**Provided information:**

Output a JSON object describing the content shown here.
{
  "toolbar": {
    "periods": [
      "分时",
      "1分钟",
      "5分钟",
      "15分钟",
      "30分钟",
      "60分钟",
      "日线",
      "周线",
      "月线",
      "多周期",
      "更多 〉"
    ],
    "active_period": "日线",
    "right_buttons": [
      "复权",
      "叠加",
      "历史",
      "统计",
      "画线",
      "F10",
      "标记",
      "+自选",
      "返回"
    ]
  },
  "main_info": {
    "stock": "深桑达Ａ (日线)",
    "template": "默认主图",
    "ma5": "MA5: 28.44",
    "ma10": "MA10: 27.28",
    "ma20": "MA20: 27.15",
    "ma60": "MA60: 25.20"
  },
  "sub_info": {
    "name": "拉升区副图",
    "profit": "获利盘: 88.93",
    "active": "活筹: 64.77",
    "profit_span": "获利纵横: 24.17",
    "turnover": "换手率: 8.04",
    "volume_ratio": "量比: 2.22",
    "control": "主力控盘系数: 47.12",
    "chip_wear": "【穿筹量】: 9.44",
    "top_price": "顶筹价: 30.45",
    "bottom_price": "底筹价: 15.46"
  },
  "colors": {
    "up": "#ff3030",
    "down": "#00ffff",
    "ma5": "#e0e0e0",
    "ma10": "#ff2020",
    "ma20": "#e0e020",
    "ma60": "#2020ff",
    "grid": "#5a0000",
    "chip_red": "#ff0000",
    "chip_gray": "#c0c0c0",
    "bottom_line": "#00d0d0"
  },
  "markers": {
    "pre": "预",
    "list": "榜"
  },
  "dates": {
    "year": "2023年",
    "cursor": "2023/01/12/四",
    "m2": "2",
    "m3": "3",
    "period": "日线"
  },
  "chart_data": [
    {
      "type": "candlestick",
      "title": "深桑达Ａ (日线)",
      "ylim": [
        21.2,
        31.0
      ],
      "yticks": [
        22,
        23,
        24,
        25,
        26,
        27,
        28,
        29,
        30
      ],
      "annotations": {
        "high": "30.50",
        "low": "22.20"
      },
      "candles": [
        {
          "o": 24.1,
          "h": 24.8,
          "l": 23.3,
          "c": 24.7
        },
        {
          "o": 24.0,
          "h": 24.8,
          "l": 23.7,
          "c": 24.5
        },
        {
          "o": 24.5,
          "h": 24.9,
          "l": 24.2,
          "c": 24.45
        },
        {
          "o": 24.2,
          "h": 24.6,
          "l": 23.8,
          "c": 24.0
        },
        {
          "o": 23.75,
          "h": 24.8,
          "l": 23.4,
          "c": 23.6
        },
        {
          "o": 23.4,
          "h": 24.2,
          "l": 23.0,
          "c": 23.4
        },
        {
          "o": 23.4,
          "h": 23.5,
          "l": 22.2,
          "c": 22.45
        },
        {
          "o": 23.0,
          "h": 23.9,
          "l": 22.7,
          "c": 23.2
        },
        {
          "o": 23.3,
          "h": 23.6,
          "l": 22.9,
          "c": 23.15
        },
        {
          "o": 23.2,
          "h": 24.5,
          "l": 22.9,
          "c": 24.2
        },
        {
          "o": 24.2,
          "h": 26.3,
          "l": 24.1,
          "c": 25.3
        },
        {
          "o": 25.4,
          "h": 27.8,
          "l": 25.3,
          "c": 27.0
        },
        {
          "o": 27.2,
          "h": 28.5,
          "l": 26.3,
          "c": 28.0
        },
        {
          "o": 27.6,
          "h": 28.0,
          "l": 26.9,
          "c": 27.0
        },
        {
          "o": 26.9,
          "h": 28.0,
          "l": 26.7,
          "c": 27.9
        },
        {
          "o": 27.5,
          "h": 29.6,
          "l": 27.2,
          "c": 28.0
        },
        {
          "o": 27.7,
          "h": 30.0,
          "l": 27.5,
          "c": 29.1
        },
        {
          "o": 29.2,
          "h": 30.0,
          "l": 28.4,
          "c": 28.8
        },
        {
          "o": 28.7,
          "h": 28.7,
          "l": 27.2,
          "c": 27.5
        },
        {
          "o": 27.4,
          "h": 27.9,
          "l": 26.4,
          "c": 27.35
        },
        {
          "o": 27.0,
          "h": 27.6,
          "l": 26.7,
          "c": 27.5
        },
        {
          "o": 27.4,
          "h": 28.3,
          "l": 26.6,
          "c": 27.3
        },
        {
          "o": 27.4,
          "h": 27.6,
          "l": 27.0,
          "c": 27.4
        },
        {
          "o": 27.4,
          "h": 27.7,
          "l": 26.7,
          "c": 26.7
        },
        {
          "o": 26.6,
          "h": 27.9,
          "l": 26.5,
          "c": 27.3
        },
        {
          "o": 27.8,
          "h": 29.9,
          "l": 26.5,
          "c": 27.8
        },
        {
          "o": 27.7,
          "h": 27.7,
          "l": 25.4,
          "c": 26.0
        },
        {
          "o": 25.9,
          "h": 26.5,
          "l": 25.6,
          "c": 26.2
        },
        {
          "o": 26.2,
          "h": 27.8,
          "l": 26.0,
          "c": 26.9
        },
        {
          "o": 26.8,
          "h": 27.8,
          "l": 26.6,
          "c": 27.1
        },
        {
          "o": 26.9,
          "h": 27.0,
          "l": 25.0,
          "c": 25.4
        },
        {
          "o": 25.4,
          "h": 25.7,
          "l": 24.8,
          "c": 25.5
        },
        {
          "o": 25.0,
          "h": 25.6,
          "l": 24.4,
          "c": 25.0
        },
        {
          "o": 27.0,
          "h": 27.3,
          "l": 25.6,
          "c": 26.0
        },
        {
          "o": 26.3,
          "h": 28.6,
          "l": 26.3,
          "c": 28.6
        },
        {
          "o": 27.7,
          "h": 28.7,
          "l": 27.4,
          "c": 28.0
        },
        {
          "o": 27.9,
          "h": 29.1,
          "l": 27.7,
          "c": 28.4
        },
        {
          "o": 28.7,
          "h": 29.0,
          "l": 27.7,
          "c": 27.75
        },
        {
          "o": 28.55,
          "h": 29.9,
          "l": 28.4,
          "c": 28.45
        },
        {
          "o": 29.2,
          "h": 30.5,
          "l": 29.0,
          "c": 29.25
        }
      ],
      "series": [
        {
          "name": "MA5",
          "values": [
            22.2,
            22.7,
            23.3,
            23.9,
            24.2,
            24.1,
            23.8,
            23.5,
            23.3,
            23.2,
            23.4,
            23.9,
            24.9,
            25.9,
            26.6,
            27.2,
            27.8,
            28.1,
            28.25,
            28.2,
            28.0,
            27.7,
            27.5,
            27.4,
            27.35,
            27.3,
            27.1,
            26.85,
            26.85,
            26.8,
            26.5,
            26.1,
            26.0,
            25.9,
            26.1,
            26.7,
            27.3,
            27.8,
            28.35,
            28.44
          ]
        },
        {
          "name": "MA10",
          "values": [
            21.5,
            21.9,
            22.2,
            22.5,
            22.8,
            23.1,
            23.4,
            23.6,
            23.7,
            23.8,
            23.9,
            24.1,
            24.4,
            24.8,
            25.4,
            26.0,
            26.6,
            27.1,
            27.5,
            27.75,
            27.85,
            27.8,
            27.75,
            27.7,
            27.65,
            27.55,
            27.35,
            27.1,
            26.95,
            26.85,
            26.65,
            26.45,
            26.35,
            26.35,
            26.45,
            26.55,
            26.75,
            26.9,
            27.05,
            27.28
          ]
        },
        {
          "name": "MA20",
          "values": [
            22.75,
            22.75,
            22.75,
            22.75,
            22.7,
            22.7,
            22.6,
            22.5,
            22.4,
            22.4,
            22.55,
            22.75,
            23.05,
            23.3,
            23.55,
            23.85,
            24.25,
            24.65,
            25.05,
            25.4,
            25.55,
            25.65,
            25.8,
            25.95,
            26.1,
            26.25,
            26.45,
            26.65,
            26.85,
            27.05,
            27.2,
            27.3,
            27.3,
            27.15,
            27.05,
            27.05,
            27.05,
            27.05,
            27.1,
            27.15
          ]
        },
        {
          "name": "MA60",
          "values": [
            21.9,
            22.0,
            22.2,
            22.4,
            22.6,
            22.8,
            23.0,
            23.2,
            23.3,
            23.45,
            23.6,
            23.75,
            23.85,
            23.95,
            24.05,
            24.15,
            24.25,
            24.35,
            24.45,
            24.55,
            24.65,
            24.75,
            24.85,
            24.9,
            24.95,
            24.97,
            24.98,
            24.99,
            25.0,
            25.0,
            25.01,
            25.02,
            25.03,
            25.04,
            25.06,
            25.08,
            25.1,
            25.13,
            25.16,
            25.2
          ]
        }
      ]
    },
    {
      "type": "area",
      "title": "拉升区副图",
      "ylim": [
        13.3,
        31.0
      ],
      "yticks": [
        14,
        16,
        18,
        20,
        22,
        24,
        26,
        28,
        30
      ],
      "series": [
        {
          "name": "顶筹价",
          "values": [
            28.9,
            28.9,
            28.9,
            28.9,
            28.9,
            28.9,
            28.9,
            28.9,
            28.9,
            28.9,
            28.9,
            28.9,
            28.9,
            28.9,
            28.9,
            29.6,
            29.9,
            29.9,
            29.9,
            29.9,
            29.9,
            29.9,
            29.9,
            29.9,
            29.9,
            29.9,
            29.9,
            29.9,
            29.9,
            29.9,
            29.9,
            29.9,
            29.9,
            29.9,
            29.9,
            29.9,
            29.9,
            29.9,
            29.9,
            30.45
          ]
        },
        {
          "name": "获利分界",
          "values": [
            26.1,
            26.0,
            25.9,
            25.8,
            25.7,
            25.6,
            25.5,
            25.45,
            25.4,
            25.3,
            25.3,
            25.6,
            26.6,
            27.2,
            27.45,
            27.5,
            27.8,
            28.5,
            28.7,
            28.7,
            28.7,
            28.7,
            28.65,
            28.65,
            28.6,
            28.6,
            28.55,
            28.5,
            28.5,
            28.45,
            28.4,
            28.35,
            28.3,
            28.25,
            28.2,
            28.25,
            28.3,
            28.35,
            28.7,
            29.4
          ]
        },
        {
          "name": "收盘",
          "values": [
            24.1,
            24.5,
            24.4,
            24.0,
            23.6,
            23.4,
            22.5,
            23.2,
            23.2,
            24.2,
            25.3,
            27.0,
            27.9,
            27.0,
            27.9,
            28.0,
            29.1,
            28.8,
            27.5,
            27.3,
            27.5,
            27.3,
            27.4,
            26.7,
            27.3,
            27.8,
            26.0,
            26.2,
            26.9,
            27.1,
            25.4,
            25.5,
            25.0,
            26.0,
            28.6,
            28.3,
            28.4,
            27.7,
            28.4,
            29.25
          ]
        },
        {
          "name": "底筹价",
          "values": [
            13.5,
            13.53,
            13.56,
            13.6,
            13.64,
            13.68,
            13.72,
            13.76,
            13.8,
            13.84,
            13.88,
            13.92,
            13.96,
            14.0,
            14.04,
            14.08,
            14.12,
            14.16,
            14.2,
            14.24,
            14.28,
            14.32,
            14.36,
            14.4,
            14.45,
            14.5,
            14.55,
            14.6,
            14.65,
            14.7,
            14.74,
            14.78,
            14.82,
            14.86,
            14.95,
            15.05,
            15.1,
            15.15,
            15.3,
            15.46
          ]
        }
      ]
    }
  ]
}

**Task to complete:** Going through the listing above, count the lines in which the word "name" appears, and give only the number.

**Response to this exercise:** 9